The Medicare Part B Excess Charge is an additional fee that some Medicare beneficiaries may be required to pay for certain services or supplies. This fee is charged when the provider does not accept the Medicare-approved amount as payment in full. The amount of the Excess Charge is determined by the provider and can be up to 15% more than the Medicare-approved amount. It is important to note that not all providers charge an Excess Charge, so it is important to ask your provider if they do before receiving any services or supplies.
What is the Medicare Part B Late Enrollment Penalty?
The Medicare Part B Late Enrollment Penalty is a fee that is charged to those who do not sign up for Medicare Part B when they are first eligible. This penalty is designed to encourage people to sign up for Part B when they are first eligible, as it can help them avoid costly medical bills in the future. The penalty is calculated by multiplying the number of months you were eligible for Part B but did not enroll by 1% of the national base premium for that year. This penalty is added to your monthly Part B premium and is permanent, meaning it will stay with you for as long as you have Part B coverage.

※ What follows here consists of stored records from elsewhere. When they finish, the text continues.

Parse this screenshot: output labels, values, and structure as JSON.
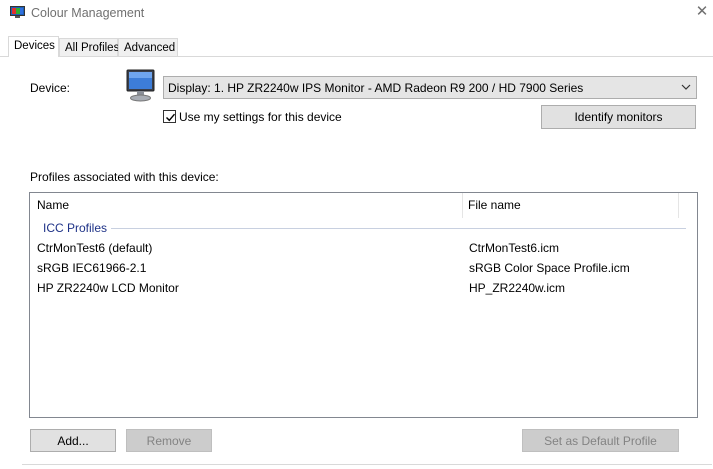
{
  "window": {
    "title": "Colour Management",
    "close_glyph": "✕"
  },
  "tabs": [
    {
      "label": "Devices",
      "active": true
    },
    {
      "label": "All Profiles",
      "active": false
    },
    {
      "label": "Advanced",
      "active": false
    }
  ],
  "device": {
    "label": "Device:",
    "selected": "Display: 1. HP ZR2240w IPS Monitor - AMD Radeon R9 200 / HD 7900 Series",
    "icon": "monitor-icon"
  },
  "use_my_settings": {
    "label": "Use my settings for this device",
    "checked": true
  },
  "identify_button": "Identify monitors",
  "profiles": {
    "label": "Profiles associated with this device:",
    "columns": [
      "Name",
      "File name"
    ],
    "group": "ICC Profiles",
    "rows": [
      {
        "name": "CtrMonTest6 (default)",
        "file": "CtrMonTest6.icm"
      },
      {
        "name": "sRGB IEC61966-2.1",
        "file": "sRGB Color Space Profile.icm"
      },
      {
        "name": "HP ZR2240w LCD Monitor",
        "file": "HP_ZR2240w.icm"
      }
    ]
  },
  "buttons": {
    "add": "Add...",
    "remove": "Remove",
    "set_default": "Set as Default Profile"
  },
  "colors": {
    "group_text": "#1e3287",
    "disabled_text": "#838383"
  }
}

How to Appeal a Medicare Part B Cost Decision
If you disagree with a Medicare Part B cost decision, you have the right to appeal. Here’s how to do it:
1. Request a redetermination. This is the first step in the appeals process. You can do this by calling 1-800-MEDICARE or by submitting a written request to your Medicare Administrative Contractor (MAC).
2. Request a reconsideration. If you are not satisfied with the redetermination, you can request a reconsideration. This is the second step in the appeals process. You can do this by calling 1-800-MEDICARE or by submitting a written request to your MAC.
3. Request a hearing. If you are still not satisfied with the reconsideration, you can request a hearing. This is the third step in the appeals process. You can do this by calling 1-800-MEDICARE or by submitting a written request to your MAC.
4. Request a review by the Medicare Appeals Council. If you are still not satisfied with the hearing decision, you can request a review by the Medicare Appeals Council. This is the fourth step in the appeals process. You can do this by calling 1-800-MEDICARE or by submitting a written request to your MAC.
5. Request a review by a federal court. If you are still not satisfied with the Medicare Appeals Council decision, you can request a review by a federal court. This is the fifth and final step in the appeals process. You can do this by filing a complaint in the U.S. District Court in your area.
Appealing a Medicare Part B cost decision can be a long and complicated process. However, if you follow the steps outlined above, you can ensure that your appeal is handled properly and that your rights are protected.
What is the Medicare Part B Annual Out-of-Pocket Limit?
The Medicare Part B Annual Out-of-Pocket Limit is a great way to protect your wallet from the rising costs of healthcare. This limit caps the amount you have to pay out-of-pocket for Medicare Part B services and supplies each year. The limit for 2021 is $203, which means you won’t have to pay more than $203 for your Part B services and supplies. With this limit in place, you can rest assured that you won’t be hit with unexpected medical bills.